### Exercise:
What you return must match the listing below character for character, minus any pictures.
[Start of section]
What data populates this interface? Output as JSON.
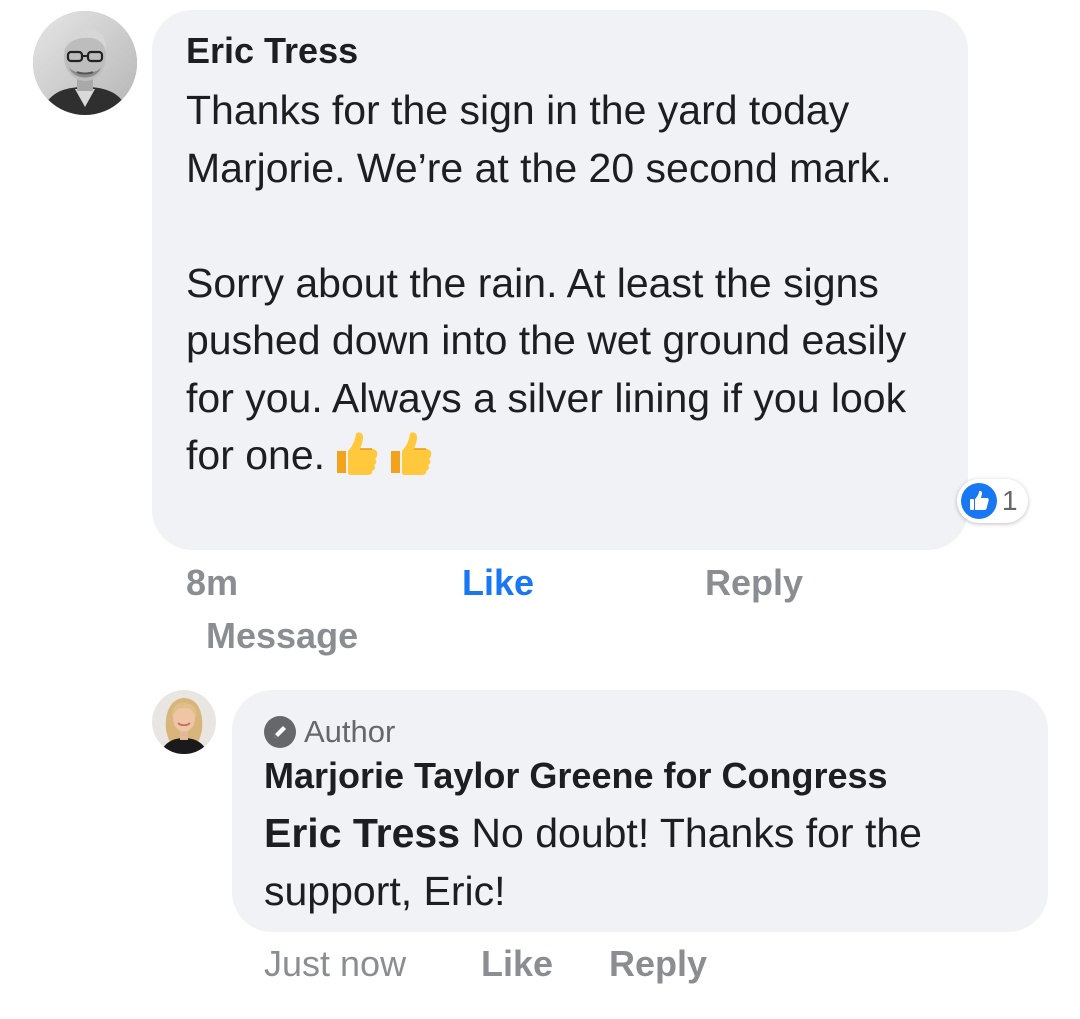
{
  "comment": {
    "author": "Eric Tress",
    "paragraph1": "Thanks for the sign in the yard today Marjorie. We’re at the 20 second mark.",
    "paragraph2": "Sorry about the rain. At least the signs pushed down into the wet ground easily for you. Always a silver lining if you look for one.",
    "emoji": [
      "thumbs-up-icon",
      "thumbs-up-icon"
    ],
    "reaction": {
      "icon": "like-icon",
      "count": "1"
    },
    "actions": {
      "time": "8m",
      "like": "Like",
      "reply": "Reply",
      "message": "Message"
    }
  },
  "reply": {
    "badge": "Author",
    "author": "Marjorie Taylor Greene for Congress",
    "mention": "Eric Tress",
    "text": " No doubt! Thanks for the support, Eric!",
    "actions": {
      "time": "Just now",
      "like": "Like",
      "reply": "Reply"
    }
  },
  "colors": {
    "bubble": "#f0f2f5",
    "text": "#1c1e21",
    "meta": "#8a8d91",
    "accent": "#1877f2"
  }
}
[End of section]
### Answer area:
What data populates this interface? Output as JSON.
{
  "comment": {
    "author": "Eric Tress",
    "paragraph1": "Thanks for the sign in the yard today Marjorie. We’re at the 20 second mark.",
    "paragraph2": "Sorry about the rain. At least the signs pushed down into the wet ground easily for you. Always a silver lining if you look for one.",
    "emoji": [
      "thumbs-up-icon",
      "thumbs-up-icon"
    ],
    "reaction": {
      "icon": "like-icon",
      "count": "1"
    },
    "actions": {
      "time": "8m",
      "like": "Like",
      "reply": "Reply",
      "message": "Message"
    }
  },
  "reply": {
    "badge": "Author",
    "author": "Marjorie Taylor Greene for Congress",
    "mention": "Eric Tress",
    "text": " No doubt! Thanks for the support, Eric!",
    "actions": {
      "time": "Just now",
      "like": "Like",
      "reply": "Reply"
    }
  },
  "colors": {
    "bubble": "#f0f2f5",
    "text": "#1c1e21",
    "meta": "#8a8d91",
    "accent": "#1877f2"
  }
}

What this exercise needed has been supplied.